Weekly Photo Challenge- Earth – Up And Gone
Photos By Goldie Skyward
Behind The Willows Weekly Photo Challenge- Earth
Mother Earth · Best Places Of Interest
Wednesday Lensday- Earth’s Underdogs – Aloada Bobbins
Weekly Photo Challenge- Earth – imyesterdaysgirl
Earth – Life is Great
XingfuMama For the beauty of the earth
everyphototunity WPC- Earth
Annika Kellner foto Weekly Photo Challenge – Earth

Colour or Black and White

At the weekend I met up with a gang of photographers and I must admit I got some really interesting sunset photographs from Crosby beach.

On The Beach Colour

Out there on the mud flats on my own wasn’t exactly fun but the colours are very dramatic and worth the wait, even if I was sinking into the mud. But when I got home and started to look at the photographs I started to think maybe it would look more dramatic and give a sense of loneliness if it were in black and white.

On The Beach

What do you think? Colour or Black and White.

Another Place

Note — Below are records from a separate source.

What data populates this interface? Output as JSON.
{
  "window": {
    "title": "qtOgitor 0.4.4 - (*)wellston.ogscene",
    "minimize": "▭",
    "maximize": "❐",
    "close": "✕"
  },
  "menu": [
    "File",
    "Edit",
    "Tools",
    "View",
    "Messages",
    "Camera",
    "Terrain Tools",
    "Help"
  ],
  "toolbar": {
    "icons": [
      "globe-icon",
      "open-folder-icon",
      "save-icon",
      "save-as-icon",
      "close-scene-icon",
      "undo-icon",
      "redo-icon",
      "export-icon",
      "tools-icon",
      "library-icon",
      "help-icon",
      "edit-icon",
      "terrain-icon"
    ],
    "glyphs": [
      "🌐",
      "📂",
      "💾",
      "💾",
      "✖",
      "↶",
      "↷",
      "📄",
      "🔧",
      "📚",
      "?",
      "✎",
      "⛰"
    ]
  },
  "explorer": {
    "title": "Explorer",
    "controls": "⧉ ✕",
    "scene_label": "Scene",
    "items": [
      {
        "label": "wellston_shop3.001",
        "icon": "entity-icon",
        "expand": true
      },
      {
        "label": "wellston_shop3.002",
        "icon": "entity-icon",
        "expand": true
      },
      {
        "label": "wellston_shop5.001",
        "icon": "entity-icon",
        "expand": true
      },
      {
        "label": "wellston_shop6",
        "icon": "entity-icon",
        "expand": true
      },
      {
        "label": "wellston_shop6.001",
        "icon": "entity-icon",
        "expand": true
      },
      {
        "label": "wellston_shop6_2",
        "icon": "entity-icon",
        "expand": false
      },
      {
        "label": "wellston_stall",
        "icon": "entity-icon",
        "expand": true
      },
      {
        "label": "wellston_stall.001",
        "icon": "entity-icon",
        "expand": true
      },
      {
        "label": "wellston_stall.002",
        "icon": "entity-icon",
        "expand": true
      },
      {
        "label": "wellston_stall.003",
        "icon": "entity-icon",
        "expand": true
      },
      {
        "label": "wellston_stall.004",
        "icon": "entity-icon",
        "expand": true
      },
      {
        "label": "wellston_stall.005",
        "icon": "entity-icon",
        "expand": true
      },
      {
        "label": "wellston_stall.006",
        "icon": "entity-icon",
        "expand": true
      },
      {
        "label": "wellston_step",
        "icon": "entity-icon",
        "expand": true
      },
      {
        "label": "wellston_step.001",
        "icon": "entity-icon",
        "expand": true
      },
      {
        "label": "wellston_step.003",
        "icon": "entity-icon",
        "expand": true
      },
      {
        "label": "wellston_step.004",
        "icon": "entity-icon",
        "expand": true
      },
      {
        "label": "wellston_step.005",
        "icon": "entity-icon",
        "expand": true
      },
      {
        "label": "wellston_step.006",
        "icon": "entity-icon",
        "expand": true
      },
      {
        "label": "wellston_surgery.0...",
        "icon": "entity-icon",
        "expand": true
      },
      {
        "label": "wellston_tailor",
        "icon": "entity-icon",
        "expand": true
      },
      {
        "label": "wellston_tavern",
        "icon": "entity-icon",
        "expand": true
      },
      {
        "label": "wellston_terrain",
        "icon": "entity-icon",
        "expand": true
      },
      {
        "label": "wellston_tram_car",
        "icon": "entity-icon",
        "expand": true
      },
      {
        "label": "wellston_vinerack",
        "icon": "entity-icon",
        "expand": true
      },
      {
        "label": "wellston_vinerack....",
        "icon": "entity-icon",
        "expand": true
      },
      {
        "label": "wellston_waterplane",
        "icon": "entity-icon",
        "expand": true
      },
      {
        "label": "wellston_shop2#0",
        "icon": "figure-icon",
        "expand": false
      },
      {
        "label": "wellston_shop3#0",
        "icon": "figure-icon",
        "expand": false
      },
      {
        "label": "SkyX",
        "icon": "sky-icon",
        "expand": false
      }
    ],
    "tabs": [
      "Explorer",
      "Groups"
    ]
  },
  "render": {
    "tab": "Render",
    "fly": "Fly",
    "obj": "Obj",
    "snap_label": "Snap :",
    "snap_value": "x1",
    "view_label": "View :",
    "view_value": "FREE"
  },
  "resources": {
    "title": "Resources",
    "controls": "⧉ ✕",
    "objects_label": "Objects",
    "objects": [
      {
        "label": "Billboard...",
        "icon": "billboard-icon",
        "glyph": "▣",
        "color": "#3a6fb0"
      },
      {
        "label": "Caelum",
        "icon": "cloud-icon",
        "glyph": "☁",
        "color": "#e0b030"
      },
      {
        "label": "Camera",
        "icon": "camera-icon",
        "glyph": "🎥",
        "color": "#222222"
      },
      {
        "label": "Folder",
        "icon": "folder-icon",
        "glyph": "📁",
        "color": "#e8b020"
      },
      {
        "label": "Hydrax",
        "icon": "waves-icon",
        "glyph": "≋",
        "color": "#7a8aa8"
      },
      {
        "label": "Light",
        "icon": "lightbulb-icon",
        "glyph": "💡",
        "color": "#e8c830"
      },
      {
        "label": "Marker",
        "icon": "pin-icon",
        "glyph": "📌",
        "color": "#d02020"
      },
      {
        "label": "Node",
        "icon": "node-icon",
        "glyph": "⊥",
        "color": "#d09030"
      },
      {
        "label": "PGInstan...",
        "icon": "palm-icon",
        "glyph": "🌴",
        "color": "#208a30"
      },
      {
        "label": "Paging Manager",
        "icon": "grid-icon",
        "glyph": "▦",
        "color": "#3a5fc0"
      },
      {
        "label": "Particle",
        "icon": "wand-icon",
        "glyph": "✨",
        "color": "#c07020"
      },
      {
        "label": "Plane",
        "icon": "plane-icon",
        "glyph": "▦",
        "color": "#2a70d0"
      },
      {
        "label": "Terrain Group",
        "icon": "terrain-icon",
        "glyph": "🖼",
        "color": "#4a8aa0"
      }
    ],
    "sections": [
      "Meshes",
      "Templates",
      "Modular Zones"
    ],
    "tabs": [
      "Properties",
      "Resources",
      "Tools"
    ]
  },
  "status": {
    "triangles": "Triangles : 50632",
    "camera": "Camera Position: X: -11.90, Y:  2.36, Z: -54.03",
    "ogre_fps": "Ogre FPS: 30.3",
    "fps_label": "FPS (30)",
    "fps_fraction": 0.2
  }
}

Spent all day at the beach yesterday with a bunch of photographers photographing the amazing sculptures of Sir Antony Gormley. The day out was organised by with the view to getting photographers together so we can share and discuss our art and techniques.

Another Place

Another Place is a piece of modern sculpture by Sir Antony Gormley. It consists of 100 cast iron sculptures of the artist’s own body, facing towards the sea. After being displayed at several locations in Europe, it has become permanently located at Crosby Beach in north-western England. The work was controversial in the local area due to issues such as possible economic gain or environmental damage from tourism. A meeting on 7 March 2007 by Sefton Council accepted proposals that would allow the sculptures to be kept permanently at Crosby Beach in place of being moved to New York.

The cast iron figures face out to sea, spread over a 2 mile (3.2 km) stretch of the beach between Waterloo and Blundellsands. Each figure is 189 cm tall (nearly 6 feet 2½ inches) and weighs around 650 kg (over 1400 lb). In common with most of Gormley’s work, the figures are cast replicas of his own body. As the tides ebb and flow, the figures are revealed and submerged by the sea.

The figures were cast at two foundries, Hargreaves Foundry in Halifax, West Yorkshire, and Joseph and Jesse Siddons Foundry[4] in West Bromwich. Another Place was first exhibited on the beach of Cuxhaven, Germany, in 1997 and after that in Stavanger in Norway and De Panne in Belgium. – Source Wikipedia